February 8, 2012

Your Elder’s Name is Google

So, it's been 5 days since I wrote about the 'Native scene' on Etsy, where I essentially make a few brash statements that can be summed up as follows:
  1. If you go on Etsy and search 'Native American,' it is difficult to find items that are actually 'Native American' (and, just to be clear, I mean, 'made by Native Americans'), instead you will find items made by non-Natives, but inspired by Native cultures:
    • 23,474 items come up when you search 'native american'
    • 7,765 items for 'american Indian'
    • 3,326 items for 'Navajo'
  2. Non-Natives continue to use the 'Native American' label as a marketing tactic to sell their work and make money, sometimes it is even in violation of IACA. As Noelle Shaw pointed out "It is blatant cultural theft for profit" and "It is offensive and illegally undermines authentic Native American art markets exponentially."
  3. Non-Natives (and some Natives) continue to think that it is ok to sell Native American spirituality, and there's a high number of 'shaman' items being sold on Etsy (3,331 items to be exact).
This post was a first stab at understanding the mess on Etsy, and is by no means a conclusive study in any regard. In addition, I selected the examples on my post based on my initial search results. However, after this post went live, I was asked to apologize and/or retract my statements made about one of the stores that I randomly singled out in the post.

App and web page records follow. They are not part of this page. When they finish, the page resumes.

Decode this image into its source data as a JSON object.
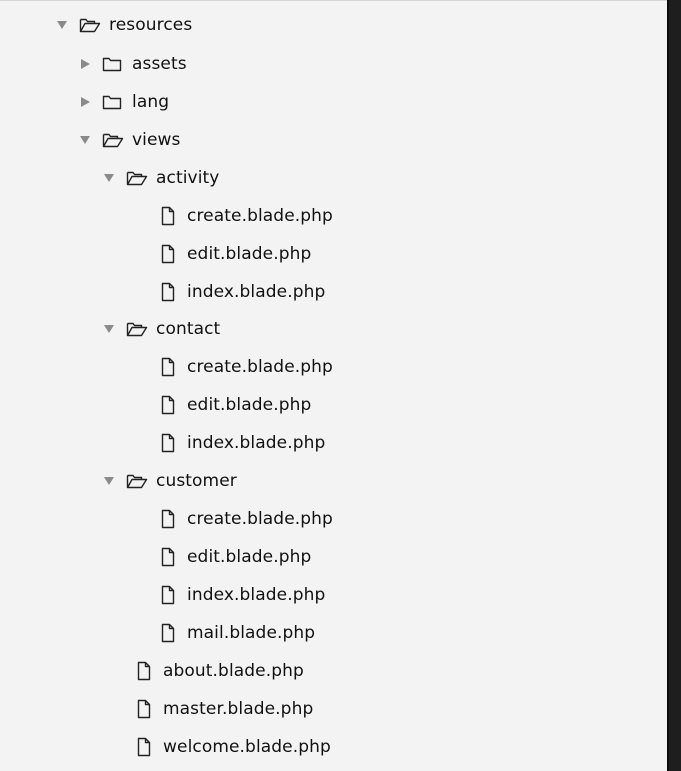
{
  "window": {
    "panel_background": "#f3f3f3",
    "right_strip_color": "#1e1e1e"
  },
  "tree": {
    "resources": {
      "label": "resources",
      "icon": "folder-open-icon",
      "expanded": true
    },
    "assets": {
      "label": "assets",
      "icon": "folder-icon",
      "expanded": false
    },
    "lang": {
      "label": "lang",
      "icon": "folder-icon",
      "expanded": false
    },
    "views": {
      "label": "views",
      "icon": "folder-open-icon",
      "expanded": true
    },
    "activity": {
      "label": "activity",
      "icon": "folder-open-icon",
      "expanded": true
    },
    "activity_create": {
      "label": "create.blade.php",
      "icon": "file-icon"
    },
    "activity_edit": {
      "label": "edit.blade.php",
      "icon": "file-icon"
    },
    "activity_index": {
      "label": "index.blade.php",
      "icon": "file-icon"
    },
    "contact": {
      "label": "contact",
      "icon": "folder-open-icon",
      "expanded": true
    },
    "contact_create": {
      "label": "create.blade.php",
      "icon": "file-icon"
    },
    "contact_edit": {
      "label": "edit.blade.php",
      "icon": "file-icon"
    },
    "contact_index": {
      "label": "index.blade.php",
      "icon": "file-icon"
    },
    "customer": {
      "label": "customer",
      "icon": "folder-open-icon",
      "expanded": true
    },
    "customer_create": {
      "label": "create.blade.php",
      "icon": "file-icon"
    },
    "customer_edit": {
      "label": "edit.blade.php",
      "icon": "file-icon"
    },
    "customer_index": {
      "label": "index.blade.php",
      "icon": "file-icon"
    },
    "customer_mail": {
      "label": "mail.blade.php",
      "icon": "file-icon"
    },
    "about": {
      "label": "about.blade.php",
      "icon": "file-icon"
    },
    "master": {
      "label": "master.blade.php",
      "icon": "file-icon"
    },
    "welcome": {
      "label": "welcome.blade.php",
      "icon": "file-icon"
    }
  }
}
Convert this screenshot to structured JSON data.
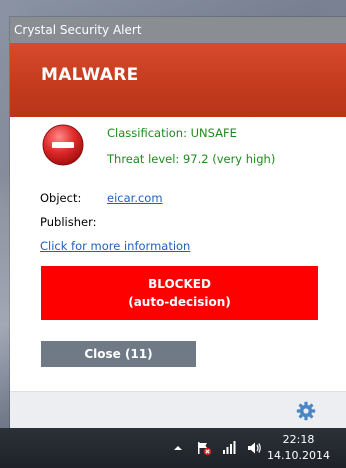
{
  "window": {
    "title": "Crystal Security Alert",
    "header": "MALWARE"
  },
  "detection": {
    "classification": "Classification: UNSAFE",
    "threat_level": "Threat level: 97.2 (very high)",
    "icon": "stop-icon"
  },
  "details": {
    "object_label": "Object:",
    "object_value": "eicar.com",
    "publisher_label": "Publisher:",
    "publisher_value": "",
    "more_info_link": "Click for more information"
  },
  "status": {
    "line1": "BLOCKED",
    "line2": "(auto-decision)",
    "color": "#ff0000"
  },
  "actions": {
    "close_label": "Close (11)"
  },
  "footer": {
    "settings_icon": "gear-icon"
  },
  "taskbar": {
    "time": "22:18",
    "date": "14.10.2014",
    "tray_icons": [
      "show-hidden-icons-chevron",
      "action-center-flag-icon",
      "network-icon",
      "volume-icon"
    ]
  },
  "colors": {
    "header_red": "#c33a1d",
    "safe_text_green": "#1e8a1e",
    "link_blue": "#2060c0",
    "button_gray": "#6f7a86"
  }
}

Evidently, the shop owner is a real nice lady. In addition, I was told that she is an elder in her clan. On an emotional level, I immediately felt terrible for devastating a nice person and clan elder. She couldn't even approach me herself, but two of her friends jumped to her defense.

I wondered if I had made a mistake.

So I looked into it and found some interesting facts:
  1. She is not Native American, but she was adopted by a group called the 'Broken Arrow Clan,' and she now serves as 'Council Elder.' This is a Rainbow Tribe, which is a group of people who have no connections to Native communities, yet pretend to be Native American. They make up a name for their tribe, and they act out and perpetuate stereotypes of Native people. I love Rainbow Tribes (or whatever), but she uses this affiliation to position herself as a person of authority, and her friends are using this faux 'Elder' status as a mechanism to try to silence me.
  2. She tells Native American oral tradition stories like they're hers to tell (she has recently told an Ojibwe story during some online story hour – which I personally find offensive since I am Chippewa).
  3. She sells items with the tag 'Native' to make money for herself, and she states that she "will ceremonially cleanse" your purchases before shipping them.
  4. In the description of one of her pieces, she writes, "I asked one of the Elders from my Clan why our People of the First Nation wore Chokers..." and then she took the information from this site. Just to reiterate, her clan is the 'Broken Arrow Clan,' which is not connected to any First Nation.
  5. She has a picture of herself on Etsy wearing 'buck skin regalia' that she made for herself a couple years ago.
She's a classic Indian hobbyest. She plays Indian. She thinks she has the right to profit off of Native cultures, and she thinks she has a right to (mis)represent our cultures, and her feelings got hurt when I called her on it.

(If you're confused as to why I'm bothered by this, go over to Native Appropriations blog where these topics are covered over and over again. Also, before you jump the gun and say something like "She's just showing appreciation for that culture," please read the Cultural Appropriation Bingo card.)

So, no, I will not apologize and I will not retract my statements. In fact, I think she owes the Lakota and Ojibwe People a couple of apologies for her actions and her attempted theft and hi-jacking of our cultures.

Note:  Pimp post title, "Your Elder's Name is Google," by Nicholas Galanin © 2012.